The packet service had begun in 1689 and ran between Corunna, Spain, and Falmouth. Falmouth was selected because of its well situated harbor in southwest England. The mouth of Falmouth Harbor was protected on each side by fortified castles.
Not long after the packet service was launched, Lisbon became the most important destination for English mail. In the latter part of the eighteenth century the West Indies were more vital to the British than the American colonies. Other principal destinations for the mail were Halifax, India, and European ports. The Indian-bound mail would be transported through the Mediterranean to Alexandria, Egypt, and then would be conveyed overland to India.
In 1793 the post office designed special packet ships that were light, with only two masts and a small crew of 22. These ships weighed less than 200 tons. (By comparison, Lord Nelson’s HMS Victory weighed 3,500 tons and could accommodate a crew of 850.)
Paid by the post office, crews aboard the packet boats knew how to operate the ship’s seven guns. The most well known packet captain, John Bull, commanded his The Duke of Marlborough against the French at Falmouth’s Pendennis Castle in 1814. Another famous packet captain was William Rogers, who skippered the Windsor Castle in 1807. Other packet boats were Fox, Swiftsure, Francis Freeling, and Speedy.
Many of these captains spent time at the Green Bank Hotel, an establishment still in operation today in Falmouth.
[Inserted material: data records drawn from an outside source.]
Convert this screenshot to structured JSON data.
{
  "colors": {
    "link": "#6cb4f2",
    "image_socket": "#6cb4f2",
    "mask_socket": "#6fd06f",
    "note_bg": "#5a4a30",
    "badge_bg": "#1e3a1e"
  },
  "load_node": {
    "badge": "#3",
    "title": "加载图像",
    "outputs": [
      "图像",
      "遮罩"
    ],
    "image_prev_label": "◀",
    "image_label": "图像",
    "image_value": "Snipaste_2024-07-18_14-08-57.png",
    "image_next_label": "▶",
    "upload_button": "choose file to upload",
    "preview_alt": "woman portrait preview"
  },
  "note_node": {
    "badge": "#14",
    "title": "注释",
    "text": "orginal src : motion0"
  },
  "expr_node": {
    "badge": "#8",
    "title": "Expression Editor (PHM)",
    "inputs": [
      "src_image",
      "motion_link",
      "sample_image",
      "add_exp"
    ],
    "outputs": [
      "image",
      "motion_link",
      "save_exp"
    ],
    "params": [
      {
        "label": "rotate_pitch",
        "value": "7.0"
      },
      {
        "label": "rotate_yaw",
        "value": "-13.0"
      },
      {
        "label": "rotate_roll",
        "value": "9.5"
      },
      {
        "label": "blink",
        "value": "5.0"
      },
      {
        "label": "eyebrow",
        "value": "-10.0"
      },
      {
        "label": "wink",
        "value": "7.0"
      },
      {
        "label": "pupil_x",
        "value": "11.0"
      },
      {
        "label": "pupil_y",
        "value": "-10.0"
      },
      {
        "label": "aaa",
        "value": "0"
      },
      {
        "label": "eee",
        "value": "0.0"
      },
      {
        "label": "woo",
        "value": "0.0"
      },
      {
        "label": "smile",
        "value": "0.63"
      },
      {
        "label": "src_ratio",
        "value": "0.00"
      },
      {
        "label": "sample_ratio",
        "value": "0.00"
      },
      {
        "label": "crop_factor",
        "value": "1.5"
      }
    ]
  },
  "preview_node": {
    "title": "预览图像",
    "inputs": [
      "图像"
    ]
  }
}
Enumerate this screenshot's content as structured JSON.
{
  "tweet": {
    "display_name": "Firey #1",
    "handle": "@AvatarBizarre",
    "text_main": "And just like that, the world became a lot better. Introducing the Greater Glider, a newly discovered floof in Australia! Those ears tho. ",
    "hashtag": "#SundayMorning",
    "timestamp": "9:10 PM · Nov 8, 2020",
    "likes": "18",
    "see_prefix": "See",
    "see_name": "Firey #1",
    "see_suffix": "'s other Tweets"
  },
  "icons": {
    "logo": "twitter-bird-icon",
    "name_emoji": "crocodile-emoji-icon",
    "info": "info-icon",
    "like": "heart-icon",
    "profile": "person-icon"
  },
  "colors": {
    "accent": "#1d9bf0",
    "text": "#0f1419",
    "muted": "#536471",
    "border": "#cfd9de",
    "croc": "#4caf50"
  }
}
Accommodations on board the fleet ships were much smaller and more spartan than at the hotel. A passenger’s windowless cabin measured approximately five feet wide and six feet deep, with ceiling height too low to allow most men to stand. Passengers were also required to furnish their own bedding. Drawers beneath the sleeping berth held the passenger’s possessions. The wearing apparel, books, and linen stowed there could not exceed 400 pounds. The small cabin also had a candle shelf beside the bed, wall hooks for clothing, a bucket of water, and a chamber pot.
Only the financially well off could secure one of the few available cabins. In 1811, the cost for passage from Falmouth to New York was 54 pounds, and the journey averaged 40 days. Servants, such as a lady’s maid, were charged the full fare. Those passengers coming from England had meals furnished; those whose journeys originated elsewhere had to provide their own food. Meals were taken in the officers’ dining room.
Up to five tiny cabins were available for passengers, who shared the same deck with the master, mate, surgeon, and boatman. Also on that deck were the galley, carpenters, pantry, and a water closet.
Though these speedy ships served their purpose for almost 150 years, they were replaced by steamships in Falmouth in 1837, and none of the earlier sailing vessels have survived.
Author of the Regency novel, One Golden Ring (Zebra historical), Cheryl Bolen gleaned the previous information on a recent trip to England’s National Maritime Museum in Falmouth and to the Historic Dockyards in Portsmouth, England.
© 2005 – 2012 Cheryl Bolen
This article was first published in The Quizzing Glass, September 2005.
Posted at The Beau Monde by permission of the author.